(Dataset rows describing interfaces)
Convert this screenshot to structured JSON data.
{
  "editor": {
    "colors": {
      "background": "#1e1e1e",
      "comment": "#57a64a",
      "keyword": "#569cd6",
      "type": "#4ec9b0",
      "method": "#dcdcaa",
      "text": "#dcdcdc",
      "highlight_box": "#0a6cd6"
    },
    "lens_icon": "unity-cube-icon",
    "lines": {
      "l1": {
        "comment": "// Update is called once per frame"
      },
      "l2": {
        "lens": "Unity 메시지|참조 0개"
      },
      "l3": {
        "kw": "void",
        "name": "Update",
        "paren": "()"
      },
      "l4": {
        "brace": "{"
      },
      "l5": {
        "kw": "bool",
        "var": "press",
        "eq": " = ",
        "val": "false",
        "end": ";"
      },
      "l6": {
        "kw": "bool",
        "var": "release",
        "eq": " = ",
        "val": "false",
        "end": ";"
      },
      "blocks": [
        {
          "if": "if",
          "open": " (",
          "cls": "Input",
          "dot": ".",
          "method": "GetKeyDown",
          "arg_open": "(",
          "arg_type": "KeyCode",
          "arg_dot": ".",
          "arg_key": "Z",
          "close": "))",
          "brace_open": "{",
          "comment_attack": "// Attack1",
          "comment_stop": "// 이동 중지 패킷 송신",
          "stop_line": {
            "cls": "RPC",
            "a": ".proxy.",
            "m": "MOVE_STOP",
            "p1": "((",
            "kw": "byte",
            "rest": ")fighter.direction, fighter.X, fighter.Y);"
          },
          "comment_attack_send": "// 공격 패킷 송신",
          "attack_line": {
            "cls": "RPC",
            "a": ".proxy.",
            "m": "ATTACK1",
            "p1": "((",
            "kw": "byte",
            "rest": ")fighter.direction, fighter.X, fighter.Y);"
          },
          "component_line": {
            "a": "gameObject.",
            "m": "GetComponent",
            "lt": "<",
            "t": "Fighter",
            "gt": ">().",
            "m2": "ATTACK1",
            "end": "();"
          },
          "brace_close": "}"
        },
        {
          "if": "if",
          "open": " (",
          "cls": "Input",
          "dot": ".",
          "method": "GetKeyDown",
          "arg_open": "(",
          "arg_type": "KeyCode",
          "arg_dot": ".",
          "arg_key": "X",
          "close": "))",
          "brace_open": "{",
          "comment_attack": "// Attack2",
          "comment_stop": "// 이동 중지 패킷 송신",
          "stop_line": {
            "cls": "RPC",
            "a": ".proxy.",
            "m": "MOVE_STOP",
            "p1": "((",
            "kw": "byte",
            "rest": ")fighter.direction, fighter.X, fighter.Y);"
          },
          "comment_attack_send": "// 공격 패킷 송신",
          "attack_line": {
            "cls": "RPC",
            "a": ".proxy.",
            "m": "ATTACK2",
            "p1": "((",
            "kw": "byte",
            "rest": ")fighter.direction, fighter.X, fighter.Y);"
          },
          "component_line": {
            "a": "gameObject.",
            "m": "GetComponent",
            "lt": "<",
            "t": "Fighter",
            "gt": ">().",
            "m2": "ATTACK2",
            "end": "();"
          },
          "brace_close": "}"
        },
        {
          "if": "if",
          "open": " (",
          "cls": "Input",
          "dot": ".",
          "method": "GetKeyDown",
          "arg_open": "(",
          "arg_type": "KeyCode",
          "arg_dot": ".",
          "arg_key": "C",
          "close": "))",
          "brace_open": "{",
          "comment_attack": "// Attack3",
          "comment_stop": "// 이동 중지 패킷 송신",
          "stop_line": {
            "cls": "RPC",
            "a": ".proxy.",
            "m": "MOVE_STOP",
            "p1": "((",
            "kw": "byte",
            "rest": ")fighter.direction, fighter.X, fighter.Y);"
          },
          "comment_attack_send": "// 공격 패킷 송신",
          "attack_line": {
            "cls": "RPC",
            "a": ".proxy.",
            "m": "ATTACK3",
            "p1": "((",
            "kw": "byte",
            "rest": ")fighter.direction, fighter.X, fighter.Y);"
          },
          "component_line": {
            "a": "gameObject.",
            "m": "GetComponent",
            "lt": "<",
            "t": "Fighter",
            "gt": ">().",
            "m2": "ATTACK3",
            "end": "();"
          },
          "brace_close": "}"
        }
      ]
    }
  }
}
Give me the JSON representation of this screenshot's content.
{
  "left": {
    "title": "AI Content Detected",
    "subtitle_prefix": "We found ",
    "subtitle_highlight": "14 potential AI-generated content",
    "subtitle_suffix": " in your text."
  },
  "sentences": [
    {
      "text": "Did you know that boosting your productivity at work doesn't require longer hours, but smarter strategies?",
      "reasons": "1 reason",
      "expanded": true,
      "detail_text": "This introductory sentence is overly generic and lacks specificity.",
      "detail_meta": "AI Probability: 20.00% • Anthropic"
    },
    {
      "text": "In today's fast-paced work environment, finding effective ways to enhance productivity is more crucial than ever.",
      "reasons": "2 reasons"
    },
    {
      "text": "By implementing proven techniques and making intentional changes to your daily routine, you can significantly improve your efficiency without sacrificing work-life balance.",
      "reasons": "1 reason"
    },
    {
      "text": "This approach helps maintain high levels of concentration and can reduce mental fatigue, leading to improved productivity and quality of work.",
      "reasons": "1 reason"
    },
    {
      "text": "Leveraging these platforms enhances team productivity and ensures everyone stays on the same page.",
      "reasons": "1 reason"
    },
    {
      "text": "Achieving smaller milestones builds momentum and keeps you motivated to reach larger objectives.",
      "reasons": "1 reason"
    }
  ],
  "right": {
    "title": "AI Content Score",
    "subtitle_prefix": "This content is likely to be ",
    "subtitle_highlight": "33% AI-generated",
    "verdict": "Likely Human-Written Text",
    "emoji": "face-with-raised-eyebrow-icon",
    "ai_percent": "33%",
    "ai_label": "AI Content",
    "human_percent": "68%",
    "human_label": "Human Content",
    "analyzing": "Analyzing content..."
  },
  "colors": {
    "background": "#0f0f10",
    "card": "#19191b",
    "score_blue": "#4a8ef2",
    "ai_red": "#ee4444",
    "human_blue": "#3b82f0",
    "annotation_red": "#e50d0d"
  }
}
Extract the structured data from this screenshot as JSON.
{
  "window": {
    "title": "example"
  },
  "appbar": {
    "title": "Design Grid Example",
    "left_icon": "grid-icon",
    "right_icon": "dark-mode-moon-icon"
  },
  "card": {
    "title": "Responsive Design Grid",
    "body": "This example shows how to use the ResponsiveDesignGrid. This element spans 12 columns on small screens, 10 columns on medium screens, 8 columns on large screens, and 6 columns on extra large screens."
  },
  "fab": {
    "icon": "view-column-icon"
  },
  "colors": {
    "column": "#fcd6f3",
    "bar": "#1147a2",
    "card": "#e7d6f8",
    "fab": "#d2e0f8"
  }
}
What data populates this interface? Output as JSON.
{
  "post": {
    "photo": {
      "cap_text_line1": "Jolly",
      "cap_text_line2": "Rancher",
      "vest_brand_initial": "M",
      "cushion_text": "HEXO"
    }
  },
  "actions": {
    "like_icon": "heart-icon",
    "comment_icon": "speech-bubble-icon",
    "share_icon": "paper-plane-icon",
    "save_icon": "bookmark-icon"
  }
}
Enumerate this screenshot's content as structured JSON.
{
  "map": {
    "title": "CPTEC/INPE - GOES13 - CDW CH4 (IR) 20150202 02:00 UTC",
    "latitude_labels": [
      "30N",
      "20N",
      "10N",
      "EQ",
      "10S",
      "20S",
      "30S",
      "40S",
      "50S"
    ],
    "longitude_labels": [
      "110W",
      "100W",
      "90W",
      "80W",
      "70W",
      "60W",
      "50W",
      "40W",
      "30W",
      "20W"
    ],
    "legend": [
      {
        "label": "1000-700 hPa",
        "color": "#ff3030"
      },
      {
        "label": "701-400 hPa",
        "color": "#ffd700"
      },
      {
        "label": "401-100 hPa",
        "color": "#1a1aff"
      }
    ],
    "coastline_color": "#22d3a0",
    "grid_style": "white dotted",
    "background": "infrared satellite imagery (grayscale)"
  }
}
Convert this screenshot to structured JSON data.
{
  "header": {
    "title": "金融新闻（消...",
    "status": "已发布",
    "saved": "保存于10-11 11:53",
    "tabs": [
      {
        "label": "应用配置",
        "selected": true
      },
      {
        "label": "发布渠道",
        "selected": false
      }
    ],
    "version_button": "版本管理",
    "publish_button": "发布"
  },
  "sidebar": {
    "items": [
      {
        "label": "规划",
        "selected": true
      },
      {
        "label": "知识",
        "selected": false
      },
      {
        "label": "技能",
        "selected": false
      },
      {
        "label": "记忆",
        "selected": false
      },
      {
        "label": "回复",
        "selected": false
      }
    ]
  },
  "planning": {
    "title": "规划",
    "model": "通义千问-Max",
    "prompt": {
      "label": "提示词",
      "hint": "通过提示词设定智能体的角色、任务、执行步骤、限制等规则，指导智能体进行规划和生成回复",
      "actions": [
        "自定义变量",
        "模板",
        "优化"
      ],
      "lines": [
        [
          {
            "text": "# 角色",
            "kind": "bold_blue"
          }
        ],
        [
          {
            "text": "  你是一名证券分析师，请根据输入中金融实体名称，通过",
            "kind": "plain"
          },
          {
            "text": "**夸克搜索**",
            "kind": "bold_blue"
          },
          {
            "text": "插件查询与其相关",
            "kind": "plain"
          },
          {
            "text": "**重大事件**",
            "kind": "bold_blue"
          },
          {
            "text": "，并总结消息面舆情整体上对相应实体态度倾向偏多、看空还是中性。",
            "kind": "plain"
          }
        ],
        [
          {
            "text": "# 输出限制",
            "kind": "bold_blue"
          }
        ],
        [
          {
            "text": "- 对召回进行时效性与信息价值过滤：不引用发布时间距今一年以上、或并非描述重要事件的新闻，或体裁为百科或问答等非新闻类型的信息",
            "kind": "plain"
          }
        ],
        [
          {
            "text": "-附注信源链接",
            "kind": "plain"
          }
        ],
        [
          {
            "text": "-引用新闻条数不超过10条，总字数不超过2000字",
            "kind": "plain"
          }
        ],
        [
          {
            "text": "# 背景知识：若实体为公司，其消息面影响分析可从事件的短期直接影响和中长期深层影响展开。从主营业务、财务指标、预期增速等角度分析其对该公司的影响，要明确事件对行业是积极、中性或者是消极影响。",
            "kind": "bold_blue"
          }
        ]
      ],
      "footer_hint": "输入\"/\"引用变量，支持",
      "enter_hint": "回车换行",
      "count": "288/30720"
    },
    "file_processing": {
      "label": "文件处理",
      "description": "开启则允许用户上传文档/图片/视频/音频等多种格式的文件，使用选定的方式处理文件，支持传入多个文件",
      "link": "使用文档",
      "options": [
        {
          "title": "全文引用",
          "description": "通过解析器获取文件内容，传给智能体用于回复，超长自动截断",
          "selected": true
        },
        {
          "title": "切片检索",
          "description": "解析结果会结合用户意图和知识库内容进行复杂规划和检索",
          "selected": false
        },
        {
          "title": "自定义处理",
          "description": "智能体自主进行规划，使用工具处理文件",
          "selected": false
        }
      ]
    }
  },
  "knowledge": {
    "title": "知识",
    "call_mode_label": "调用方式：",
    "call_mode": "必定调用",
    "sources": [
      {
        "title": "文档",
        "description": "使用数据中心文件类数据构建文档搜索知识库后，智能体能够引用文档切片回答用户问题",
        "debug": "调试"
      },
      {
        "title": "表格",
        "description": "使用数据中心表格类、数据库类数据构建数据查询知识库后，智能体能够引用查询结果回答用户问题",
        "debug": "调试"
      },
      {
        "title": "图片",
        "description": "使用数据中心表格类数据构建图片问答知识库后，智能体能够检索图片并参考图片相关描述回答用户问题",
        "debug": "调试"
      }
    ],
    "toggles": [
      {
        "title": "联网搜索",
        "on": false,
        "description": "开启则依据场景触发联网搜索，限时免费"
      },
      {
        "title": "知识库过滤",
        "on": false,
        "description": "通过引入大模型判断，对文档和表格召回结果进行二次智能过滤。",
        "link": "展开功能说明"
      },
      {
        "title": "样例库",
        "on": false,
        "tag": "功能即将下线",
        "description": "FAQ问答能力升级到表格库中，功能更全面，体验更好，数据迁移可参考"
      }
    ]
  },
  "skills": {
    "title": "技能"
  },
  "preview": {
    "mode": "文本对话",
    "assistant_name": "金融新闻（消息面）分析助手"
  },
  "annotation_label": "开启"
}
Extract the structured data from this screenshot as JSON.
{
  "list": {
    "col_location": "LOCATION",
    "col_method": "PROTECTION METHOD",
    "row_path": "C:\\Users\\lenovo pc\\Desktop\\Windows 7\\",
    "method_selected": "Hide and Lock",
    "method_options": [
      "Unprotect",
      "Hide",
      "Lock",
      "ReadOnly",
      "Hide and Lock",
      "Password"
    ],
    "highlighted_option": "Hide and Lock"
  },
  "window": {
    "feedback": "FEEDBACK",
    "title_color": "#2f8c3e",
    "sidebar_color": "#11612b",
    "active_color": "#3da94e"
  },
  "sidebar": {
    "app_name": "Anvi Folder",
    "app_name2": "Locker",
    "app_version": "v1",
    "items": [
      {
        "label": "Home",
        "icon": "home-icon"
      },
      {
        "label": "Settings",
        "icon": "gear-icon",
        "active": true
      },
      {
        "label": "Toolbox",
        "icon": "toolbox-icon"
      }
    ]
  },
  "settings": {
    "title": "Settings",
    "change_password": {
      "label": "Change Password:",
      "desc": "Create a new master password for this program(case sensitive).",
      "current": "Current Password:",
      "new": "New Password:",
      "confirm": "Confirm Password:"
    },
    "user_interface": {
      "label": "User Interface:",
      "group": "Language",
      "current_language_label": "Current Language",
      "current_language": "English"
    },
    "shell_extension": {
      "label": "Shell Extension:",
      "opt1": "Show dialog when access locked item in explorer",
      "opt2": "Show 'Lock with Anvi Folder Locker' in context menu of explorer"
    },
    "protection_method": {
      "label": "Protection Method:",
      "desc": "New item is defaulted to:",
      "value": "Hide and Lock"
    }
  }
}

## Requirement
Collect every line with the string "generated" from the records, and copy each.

## Response for this exercise
    "subtitle_highlight": "14 potential AI-generated content",
    "subtitle_highlight": "33% AI-generated",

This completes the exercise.